--- YOUR OBJECTIVE ---
Could you return every line of the material that contains the word "title"?
----
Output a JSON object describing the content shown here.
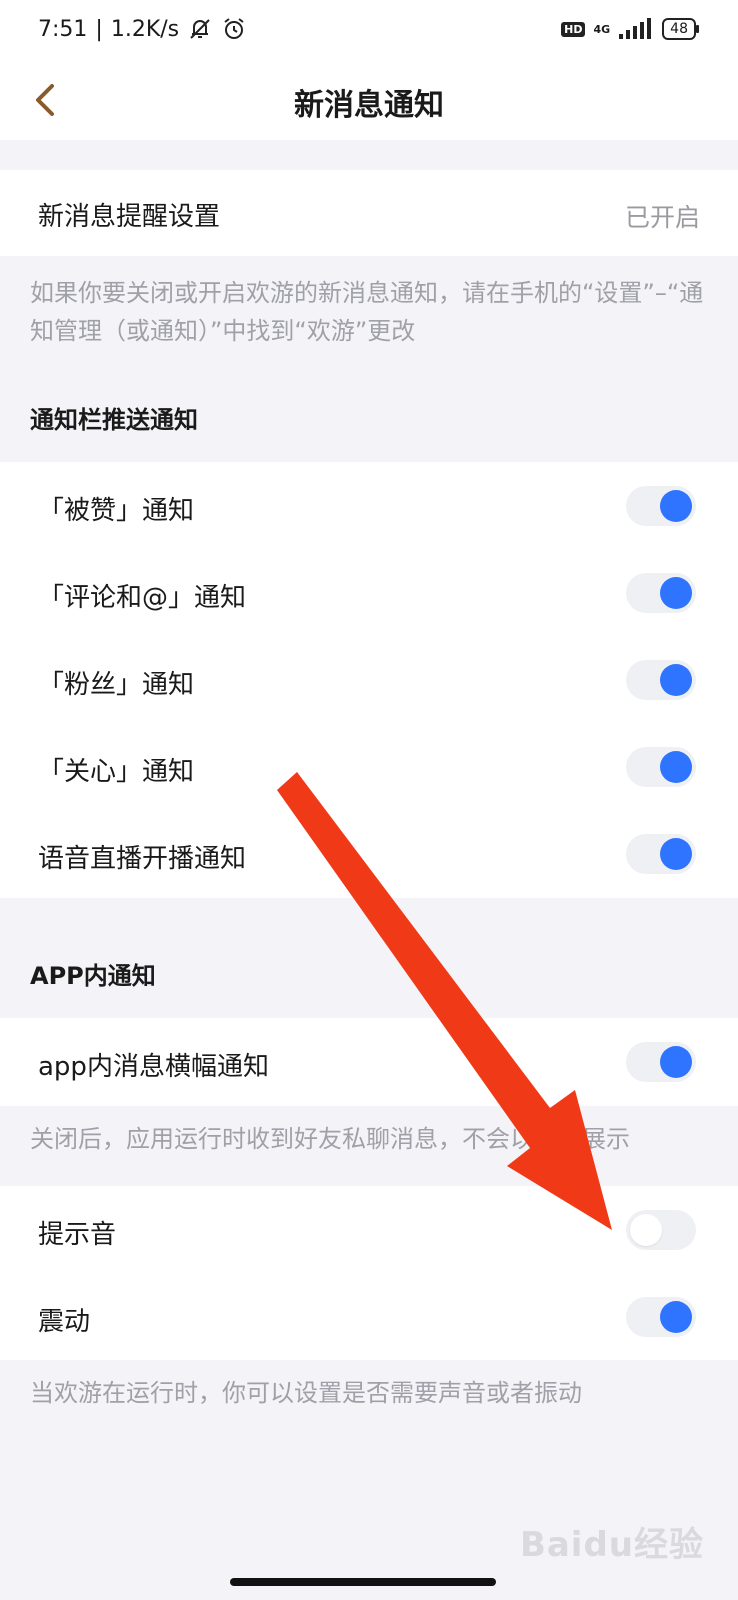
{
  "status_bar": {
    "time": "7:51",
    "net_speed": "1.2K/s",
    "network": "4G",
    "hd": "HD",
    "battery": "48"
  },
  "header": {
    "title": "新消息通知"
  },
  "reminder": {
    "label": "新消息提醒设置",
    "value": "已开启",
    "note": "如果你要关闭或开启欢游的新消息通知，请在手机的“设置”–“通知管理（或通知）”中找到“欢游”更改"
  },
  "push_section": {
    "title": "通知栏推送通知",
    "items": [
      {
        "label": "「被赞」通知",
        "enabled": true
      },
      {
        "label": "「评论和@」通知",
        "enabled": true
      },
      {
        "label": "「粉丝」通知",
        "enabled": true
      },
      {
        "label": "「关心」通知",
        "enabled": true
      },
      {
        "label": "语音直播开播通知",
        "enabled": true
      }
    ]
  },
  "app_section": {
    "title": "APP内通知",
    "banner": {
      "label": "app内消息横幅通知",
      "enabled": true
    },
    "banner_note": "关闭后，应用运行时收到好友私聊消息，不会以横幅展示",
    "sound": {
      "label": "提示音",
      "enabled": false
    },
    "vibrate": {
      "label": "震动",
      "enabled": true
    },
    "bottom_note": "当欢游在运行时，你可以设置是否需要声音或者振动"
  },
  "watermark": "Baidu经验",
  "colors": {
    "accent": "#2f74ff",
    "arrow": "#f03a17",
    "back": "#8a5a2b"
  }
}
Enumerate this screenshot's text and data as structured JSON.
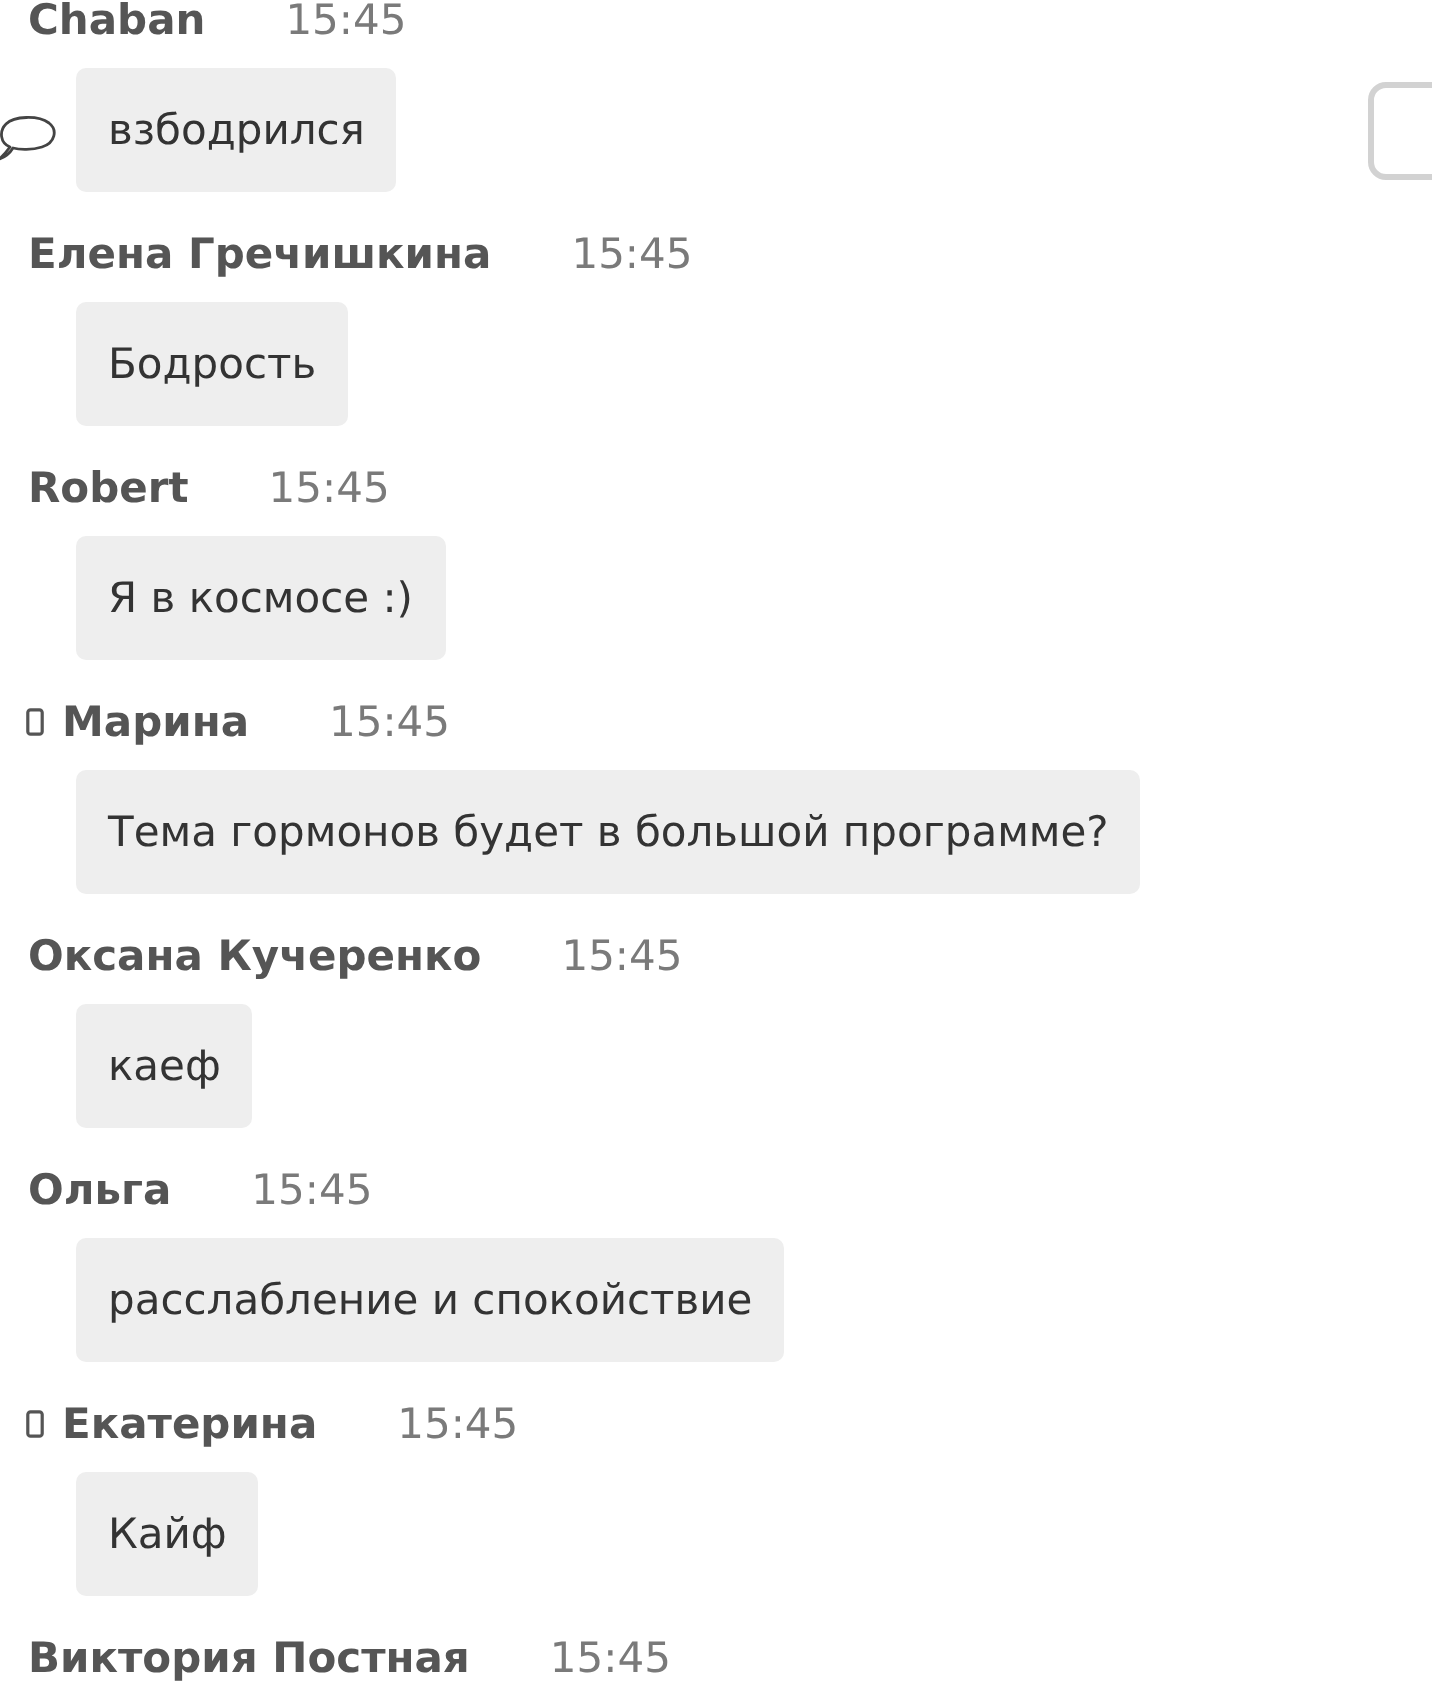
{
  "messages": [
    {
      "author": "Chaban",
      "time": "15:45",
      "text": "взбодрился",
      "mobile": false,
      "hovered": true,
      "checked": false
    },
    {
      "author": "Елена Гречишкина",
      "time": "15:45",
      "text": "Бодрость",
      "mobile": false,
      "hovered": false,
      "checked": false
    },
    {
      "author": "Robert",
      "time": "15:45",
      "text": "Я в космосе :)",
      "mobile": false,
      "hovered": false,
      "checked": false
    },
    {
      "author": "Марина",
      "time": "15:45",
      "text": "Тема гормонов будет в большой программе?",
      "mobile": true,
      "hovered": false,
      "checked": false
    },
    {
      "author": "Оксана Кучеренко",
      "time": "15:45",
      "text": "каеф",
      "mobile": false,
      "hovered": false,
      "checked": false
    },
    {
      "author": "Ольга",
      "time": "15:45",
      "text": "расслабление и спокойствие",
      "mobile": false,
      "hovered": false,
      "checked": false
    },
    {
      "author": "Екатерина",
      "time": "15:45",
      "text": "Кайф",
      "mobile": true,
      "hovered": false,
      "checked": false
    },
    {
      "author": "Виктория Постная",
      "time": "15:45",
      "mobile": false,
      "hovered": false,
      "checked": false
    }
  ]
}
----
--- WRITTEN SOLUTION ---
    "title": "新消息通知"
    "title": "通知栏推送通知",
    "title": "APP内通知",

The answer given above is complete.